▸ **Your task**
Read through the entries below and copy each line where "Chemical" turns up.

▸ **Data for analysis**
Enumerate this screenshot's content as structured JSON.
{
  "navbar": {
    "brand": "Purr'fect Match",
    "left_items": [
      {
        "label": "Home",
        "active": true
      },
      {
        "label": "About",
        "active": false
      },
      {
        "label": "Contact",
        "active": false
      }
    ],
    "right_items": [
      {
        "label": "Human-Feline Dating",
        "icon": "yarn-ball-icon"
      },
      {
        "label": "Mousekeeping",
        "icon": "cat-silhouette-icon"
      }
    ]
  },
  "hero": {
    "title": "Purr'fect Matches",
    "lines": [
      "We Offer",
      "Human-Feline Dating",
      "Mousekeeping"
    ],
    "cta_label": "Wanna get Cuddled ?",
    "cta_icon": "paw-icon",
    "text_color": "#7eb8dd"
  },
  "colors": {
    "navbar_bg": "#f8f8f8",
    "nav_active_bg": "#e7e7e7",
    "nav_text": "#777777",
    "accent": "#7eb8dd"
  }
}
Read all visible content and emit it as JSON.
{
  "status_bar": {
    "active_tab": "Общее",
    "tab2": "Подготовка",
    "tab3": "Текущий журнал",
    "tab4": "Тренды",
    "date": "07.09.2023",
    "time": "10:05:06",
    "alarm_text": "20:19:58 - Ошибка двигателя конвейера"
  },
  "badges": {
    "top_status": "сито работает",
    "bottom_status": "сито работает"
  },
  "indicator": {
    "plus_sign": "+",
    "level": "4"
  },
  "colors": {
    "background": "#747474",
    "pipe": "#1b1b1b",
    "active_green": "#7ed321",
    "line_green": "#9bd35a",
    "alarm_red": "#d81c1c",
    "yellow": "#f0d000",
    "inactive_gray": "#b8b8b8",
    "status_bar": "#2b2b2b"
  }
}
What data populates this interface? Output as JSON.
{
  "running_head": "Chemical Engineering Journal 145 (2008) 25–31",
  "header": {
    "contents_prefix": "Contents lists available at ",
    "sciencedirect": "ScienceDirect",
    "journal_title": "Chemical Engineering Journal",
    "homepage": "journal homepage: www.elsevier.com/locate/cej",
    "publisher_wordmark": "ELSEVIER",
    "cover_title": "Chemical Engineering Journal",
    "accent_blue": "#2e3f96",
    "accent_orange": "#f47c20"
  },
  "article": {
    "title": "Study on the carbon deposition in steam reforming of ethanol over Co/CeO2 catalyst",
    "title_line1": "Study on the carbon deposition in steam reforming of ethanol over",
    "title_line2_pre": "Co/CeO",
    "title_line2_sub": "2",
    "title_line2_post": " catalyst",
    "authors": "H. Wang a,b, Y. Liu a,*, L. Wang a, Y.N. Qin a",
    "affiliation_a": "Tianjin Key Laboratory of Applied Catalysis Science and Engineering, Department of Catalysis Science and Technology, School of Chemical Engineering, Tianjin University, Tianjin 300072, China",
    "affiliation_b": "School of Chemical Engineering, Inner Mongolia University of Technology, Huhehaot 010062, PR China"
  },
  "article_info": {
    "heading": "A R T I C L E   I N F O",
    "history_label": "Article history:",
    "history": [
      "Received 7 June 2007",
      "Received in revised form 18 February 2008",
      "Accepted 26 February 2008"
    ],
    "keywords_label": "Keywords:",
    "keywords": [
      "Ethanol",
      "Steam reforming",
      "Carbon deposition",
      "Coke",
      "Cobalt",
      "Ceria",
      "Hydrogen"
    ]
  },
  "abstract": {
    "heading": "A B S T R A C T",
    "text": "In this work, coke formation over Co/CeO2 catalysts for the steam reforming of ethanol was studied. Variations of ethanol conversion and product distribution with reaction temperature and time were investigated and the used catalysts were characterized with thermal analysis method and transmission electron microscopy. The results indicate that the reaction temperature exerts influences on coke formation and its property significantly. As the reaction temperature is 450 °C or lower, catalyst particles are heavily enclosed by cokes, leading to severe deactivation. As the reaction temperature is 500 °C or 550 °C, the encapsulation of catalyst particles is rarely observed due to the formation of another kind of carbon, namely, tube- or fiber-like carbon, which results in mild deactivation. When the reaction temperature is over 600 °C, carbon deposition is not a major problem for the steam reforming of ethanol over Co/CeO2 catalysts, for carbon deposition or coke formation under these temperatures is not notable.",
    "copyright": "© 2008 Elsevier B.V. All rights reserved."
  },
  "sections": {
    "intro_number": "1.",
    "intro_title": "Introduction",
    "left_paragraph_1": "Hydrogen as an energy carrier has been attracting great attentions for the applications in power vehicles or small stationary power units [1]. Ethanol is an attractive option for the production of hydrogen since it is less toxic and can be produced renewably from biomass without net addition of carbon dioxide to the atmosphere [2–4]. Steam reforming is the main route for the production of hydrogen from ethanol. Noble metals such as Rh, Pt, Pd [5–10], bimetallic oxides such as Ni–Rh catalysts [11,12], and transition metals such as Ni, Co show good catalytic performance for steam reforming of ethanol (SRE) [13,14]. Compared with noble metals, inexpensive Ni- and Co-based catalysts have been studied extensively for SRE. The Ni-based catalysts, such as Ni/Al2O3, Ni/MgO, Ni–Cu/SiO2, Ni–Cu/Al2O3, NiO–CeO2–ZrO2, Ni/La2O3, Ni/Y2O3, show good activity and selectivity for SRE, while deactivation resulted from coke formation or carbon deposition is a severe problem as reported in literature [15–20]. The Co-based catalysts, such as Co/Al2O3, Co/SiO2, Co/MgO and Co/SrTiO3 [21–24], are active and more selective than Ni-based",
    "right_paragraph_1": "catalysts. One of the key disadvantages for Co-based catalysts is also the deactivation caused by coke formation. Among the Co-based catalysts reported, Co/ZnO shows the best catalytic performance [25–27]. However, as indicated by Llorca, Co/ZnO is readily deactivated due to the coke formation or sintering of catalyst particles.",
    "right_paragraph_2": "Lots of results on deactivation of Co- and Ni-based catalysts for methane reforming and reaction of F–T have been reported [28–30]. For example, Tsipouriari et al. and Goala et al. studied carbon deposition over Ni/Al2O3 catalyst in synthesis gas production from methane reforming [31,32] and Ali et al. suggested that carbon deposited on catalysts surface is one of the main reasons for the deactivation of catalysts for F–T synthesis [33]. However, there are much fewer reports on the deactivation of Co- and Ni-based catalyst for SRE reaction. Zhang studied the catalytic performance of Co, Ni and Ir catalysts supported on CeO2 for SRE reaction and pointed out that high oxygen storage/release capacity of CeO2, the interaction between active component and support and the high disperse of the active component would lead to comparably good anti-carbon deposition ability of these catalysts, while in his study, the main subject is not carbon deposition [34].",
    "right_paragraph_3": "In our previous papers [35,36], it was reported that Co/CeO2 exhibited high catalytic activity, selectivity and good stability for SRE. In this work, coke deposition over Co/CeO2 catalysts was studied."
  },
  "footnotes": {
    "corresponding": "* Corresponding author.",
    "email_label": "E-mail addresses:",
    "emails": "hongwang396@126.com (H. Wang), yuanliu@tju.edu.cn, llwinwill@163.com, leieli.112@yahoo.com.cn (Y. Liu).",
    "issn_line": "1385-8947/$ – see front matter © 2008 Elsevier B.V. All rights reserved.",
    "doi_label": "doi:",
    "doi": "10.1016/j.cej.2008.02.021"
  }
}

▸ **Answer below**
  "running_head": "Chemical Engineering Journal 145 (2008) 25–31",
    "journal_title": "Chemical Engineering Journal",
    "cover_title": "Chemical Engineering Journal",
    "affiliation_a": "Tianjin Key Laboratory of Applied Catalysis Science and Engineering, Department of Catalysis Science and Technology, School of Chemical Engineering, Tianjin University, Tianjin 300072, China",
    "affiliation_b": "School of Chemical Engineering, Inner Mongolia University of Technology, Huhehaot 010062, PR China"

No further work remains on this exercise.